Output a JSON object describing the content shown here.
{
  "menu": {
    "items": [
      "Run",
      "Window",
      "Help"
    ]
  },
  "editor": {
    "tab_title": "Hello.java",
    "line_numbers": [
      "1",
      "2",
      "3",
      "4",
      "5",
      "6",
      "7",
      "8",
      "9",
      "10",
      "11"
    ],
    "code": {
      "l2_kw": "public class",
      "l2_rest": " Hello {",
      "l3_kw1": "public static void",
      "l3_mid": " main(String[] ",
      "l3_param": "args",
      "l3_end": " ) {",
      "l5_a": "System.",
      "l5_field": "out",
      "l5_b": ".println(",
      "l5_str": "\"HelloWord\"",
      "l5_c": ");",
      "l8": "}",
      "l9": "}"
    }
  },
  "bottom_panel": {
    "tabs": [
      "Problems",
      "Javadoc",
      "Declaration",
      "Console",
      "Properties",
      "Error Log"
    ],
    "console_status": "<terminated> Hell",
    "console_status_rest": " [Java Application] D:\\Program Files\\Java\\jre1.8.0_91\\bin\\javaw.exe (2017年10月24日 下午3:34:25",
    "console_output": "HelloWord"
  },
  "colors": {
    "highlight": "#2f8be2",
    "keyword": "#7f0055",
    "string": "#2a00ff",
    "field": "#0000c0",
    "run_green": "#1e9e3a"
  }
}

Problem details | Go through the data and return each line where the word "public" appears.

Exercise answer |
      "l2_kw": "public class",
      "l3_kw1": "public static void",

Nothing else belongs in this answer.